> Exercise instructions: All entries below are to be copied precisely as they appear.

> Input data:
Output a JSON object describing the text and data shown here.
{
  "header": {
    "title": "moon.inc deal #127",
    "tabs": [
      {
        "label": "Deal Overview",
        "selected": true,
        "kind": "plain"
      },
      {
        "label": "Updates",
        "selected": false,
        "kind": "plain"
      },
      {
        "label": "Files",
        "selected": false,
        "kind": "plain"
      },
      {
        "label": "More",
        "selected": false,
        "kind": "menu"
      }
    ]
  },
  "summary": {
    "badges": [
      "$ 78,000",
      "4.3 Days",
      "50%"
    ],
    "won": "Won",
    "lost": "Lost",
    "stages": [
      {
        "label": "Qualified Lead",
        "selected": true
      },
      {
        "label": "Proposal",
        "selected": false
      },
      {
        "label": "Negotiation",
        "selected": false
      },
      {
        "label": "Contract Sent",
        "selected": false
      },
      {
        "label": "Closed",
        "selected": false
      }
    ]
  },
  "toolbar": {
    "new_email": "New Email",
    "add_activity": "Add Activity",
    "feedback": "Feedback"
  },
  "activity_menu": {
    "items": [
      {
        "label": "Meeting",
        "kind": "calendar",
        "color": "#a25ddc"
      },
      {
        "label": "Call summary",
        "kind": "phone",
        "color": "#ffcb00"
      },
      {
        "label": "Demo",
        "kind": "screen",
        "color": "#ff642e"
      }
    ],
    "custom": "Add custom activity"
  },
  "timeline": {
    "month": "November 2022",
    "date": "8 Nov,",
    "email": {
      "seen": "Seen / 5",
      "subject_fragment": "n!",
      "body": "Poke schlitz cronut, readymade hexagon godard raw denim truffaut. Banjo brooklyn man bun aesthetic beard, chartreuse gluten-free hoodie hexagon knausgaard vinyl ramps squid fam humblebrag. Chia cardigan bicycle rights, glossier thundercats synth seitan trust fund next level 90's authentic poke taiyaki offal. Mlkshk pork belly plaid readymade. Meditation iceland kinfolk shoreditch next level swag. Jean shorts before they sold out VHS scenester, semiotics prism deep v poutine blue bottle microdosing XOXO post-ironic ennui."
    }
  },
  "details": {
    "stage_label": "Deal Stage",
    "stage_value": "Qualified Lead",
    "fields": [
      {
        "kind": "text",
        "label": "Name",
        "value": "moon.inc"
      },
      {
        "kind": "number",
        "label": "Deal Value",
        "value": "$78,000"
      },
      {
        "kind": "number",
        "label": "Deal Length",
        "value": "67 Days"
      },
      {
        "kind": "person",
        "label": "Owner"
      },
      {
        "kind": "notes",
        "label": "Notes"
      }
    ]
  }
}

> Result for this task:
Output a JSON object describing the text and data shown here.
{
  "header": {
    "title": "moon.inc deal #127",
    "tabs": [
      {
        "label": "Deal Overview",
        "selected": true,
        "kind": "plain"
      },
      {
        "label": "Updates",
        "selected": false,
        "kind": "plain"
      },
      {
        "label": "Files",
        "selected": false,
        "kind": "plain"
      },
      {
        "label": "More",
        "selected": false,
        "kind": "menu"
      }
    ]
  },
  "summary": {
    "badges": [
      "$ 78,000",
      "4.3 Days",
      "50%"
    ],
    "won": "Won",
    "lost": "Lost",
    "stages": [
      {
        "label": "Qualified Lead",
        "selected": true
      },
      {
        "label": "Proposal",
        "selected": false
      },
      {
        "label": "Negotiation",
        "selected": false
      },
      {
        "label": "Contract Sent",
        "selected": false
      },
      {
        "label": "Closed",
        "selected": false
      }
    ]
  },
  "toolbar": {
    "new_email": "New Email",
    "add_activity": "Add Activity",
    "feedback": "Feedback"
  },
  "activity_menu": {
    "items": [
      {
        "label": "Meeting",
        "kind": "calendar",
        "color": "#a25ddc"
      },
      {
        "label": "Call summary",
        "kind": "phone",
        "color": "#ffcb00"
      },
      {
        "label": "Demo",
        "kind": "screen",
        "color": "#ff642e"
      }
    ],
    "custom": "Add custom activity"
  },
  "timeline": {
    "month": "November 2022",
    "date": "8 Nov,",
    "email": {
      "seen": "Seen / 5",
      "subject_fragment": "n!",
      "body": "Poke schlitz cronut, readymade hexagon godard raw denim truffaut. Banjo brooklyn man bun aesthetic beard, chartreuse gluten-free hoodie hexagon knausgaard vinyl ramps squid fam humblebrag. Chia cardigan bicycle rights, glossier thundercats synth seitan trust fund next level 90's authentic poke taiyaki offal. Mlkshk pork belly plaid readymade. Meditation iceland kinfolk shoreditch next level swag. Jean shorts before they sold out VHS scenester, semiotics prism deep v poutine blue bottle microdosing XOXO post-ironic ennui."
    }
  },
  "details": {
    "stage_label": "Deal Stage",
    "stage_value": "Qualified Lead",
    "fields": [
      {
        "kind": "text",
        "label": "Name",
        "value": "moon.inc"
      },
      {
        "kind": "number",
        "label": "Deal Value",
        "value": "$78,000"
      },
      {
        "kind": "number",
        "label": "Deal Length",
        "value": "67 Days"
      },
      {
        "kind": "person",
        "label": "Owner"
      },
      {
        "kind": "notes",
        "label": "Notes"
      }
    ]
  }
}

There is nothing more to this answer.